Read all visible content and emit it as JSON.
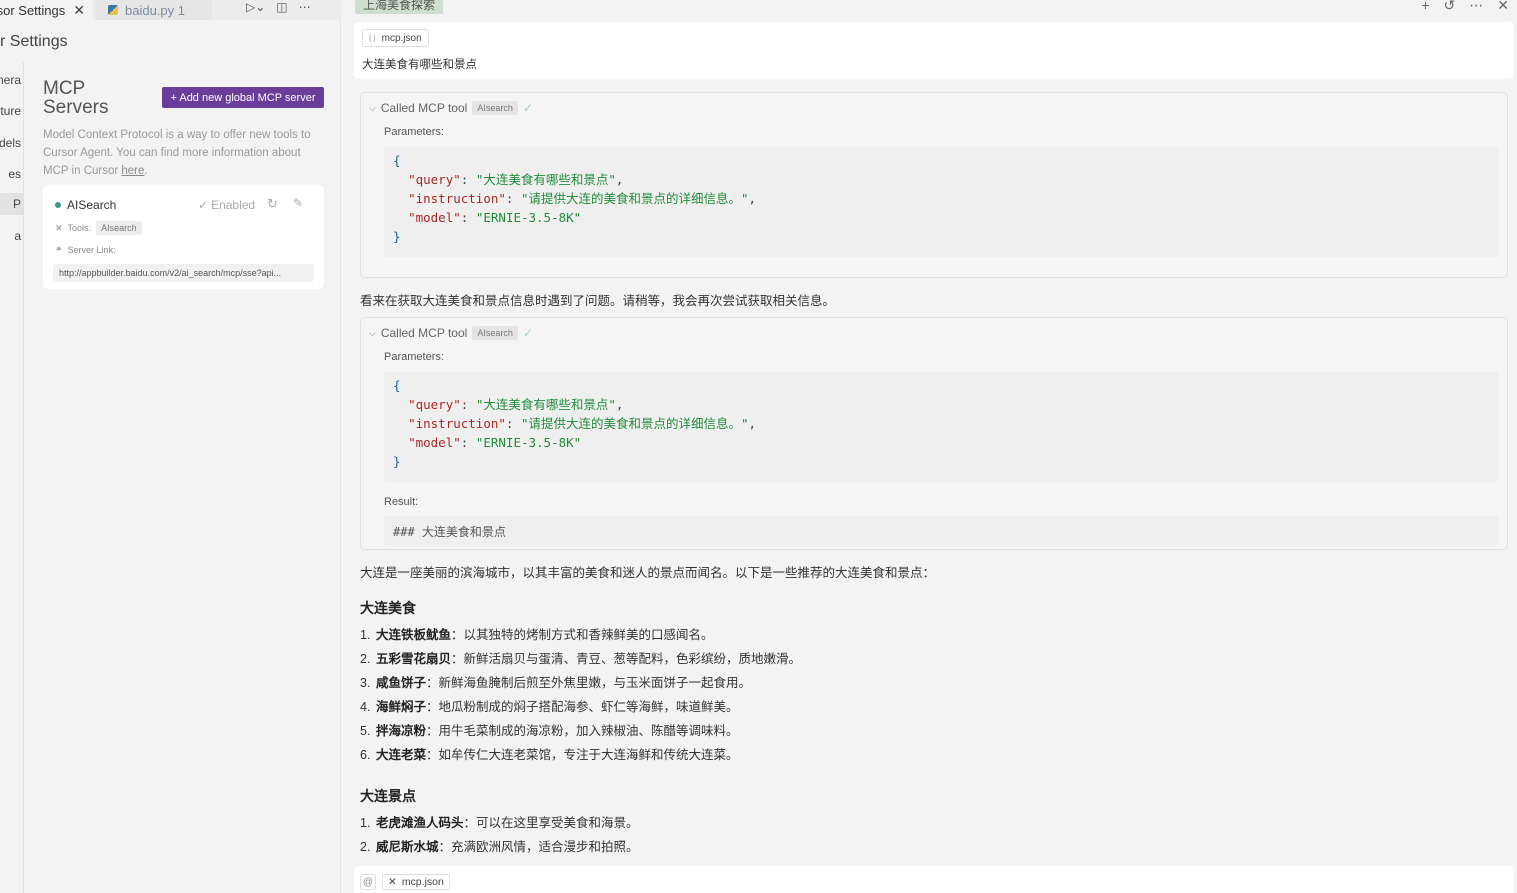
{
  "editor": {
    "tabs": [
      {
        "label": "sor Settings",
        "active": true
      },
      {
        "label": "baidu.py 1",
        "active": false
      }
    ]
  },
  "settings": {
    "title": "r Settings",
    "nav_items": [
      "nera",
      "ture",
      "dels",
      "es",
      "P",
      "a"
    ],
    "mcp": {
      "heading": "MCP Servers",
      "add_button": "+ Add new global MCP server",
      "description": "Model Context Protocol is a way to offer new tools to Cursor Agent. You can find more information about MCP in Cursor ",
      "description_link": "here",
      "description_end": ".",
      "server": {
        "name": "AISearch",
        "status": "Enabled",
        "tools_label": "Tools:",
        "tool": "AIsearch",
        "link_label": "Server Link:",
        "url": "http://appbuilder.baidu.com/v2/ai_search/mcp/sse?api..."
      }
    }
  },
  "chat": {
    "title": "上海美食探索",
    "user_message": {
      "file_chip": "mcp.json",
      "text": "大连美食有哪些和景点"
    },
    "tool_calls": [
      {
        "header": "Called MCP tool",
        "tool": "AIsearch",
        "params_label": "Parameters:",
        "query": "大连美食有哪些和景点",
        "instruction": "请提供大连的美食和景点的详细信息。",
        "model": "ERNIE-3.5-8K"
      },
      {
        "header": "Called MCP tool",
        "tool": "AIsearch",
        "params_label": "Parameters:",
        "query": "大连美食有哪些和景点",
        "instruction": "请提供大连的美食和景点的详细信息。",
        "model": "ERNIE-3.5-8K",
        "result_label": "Result:",
        "result": "### 大连美食和景点"
      }
    ],
    "retry_text": "看来在获取大连美食和景点信息时遇到了问题。请稍等，我会再次尝试获取相关信息。",
    "intro_text": "大连是一座美丽的滨海城市，以其丰富的美食和迷人的景点而闻名。以下是一些推荐的大连美食和景点：",
    "food_heading": "大连美食",
    "foods": [
      {
        "name": "大连铁板鱿鱼",
        "desc": "：以其独特的烤制方式和香辣鲜美的口感闻名。"
      },
      {
        "name": "五彩雪花扇贝",
        "desc": "：新鲜活扇贝与蛋清、青豆、葱等配料，色彩缤纷，质地嫩滑。"
      },
      {
        "name": "咸鱼饼子",
        "desc": "：新鲜海鱼腌制后煎至外焦里嫩，与玉米面饼子一起食用。"
      },
      {
        "name": "海鲜焖子",
        "desc": "：地瓜粉制成的焖子搭配海参、虾仁等海鲜，味道鲜美。"
      },
      {
        "name": "拌海凉粉",
        "desc": "：用牛毛菜制成的海凉粉，加入辣椒油、陈醋等调味料。"
      },
      {
        "name": "大连老菜",
        "desc": "：如牟传仁大连老菜馆，专注于大连海鲜和传统大连菜。"
      }
    ],
    "spots_heading": "大连景点",
    "spots": [
      {
        "name": "老虎滩渔人码头",
        "desc": "：可以在这里享受美食和海景。"
      },
      {
        "name": "威尼斯水城",
        "desc": "：充满欧洲风情，适合漫步和拍照。"
      }
    ],
    "composer": {
      "at_label": "@",
      "file_chip": "mcp.json"
    }
  }
}
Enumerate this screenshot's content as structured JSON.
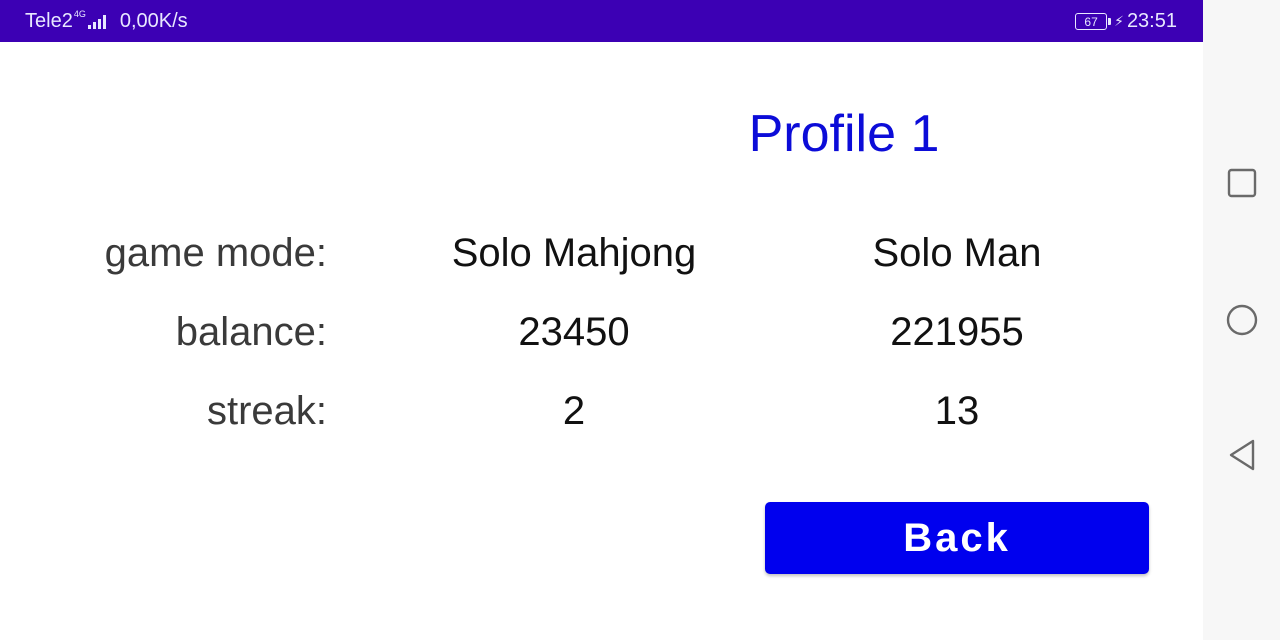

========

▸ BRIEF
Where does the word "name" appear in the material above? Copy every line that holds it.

▸ TASK OUTPUT
        "name": "AISearch",
        "name": "大连铁板鱿鱼",
        "name": "五彩雪花扇贝",
        "name": "咸鱼饼子",
        "name": "海鲜焖子",
        "name": "拌海凉粉",
        "name": "大连老菜",
        "name": "老虎滩渔人码头",
        "name": "威尼斯水城",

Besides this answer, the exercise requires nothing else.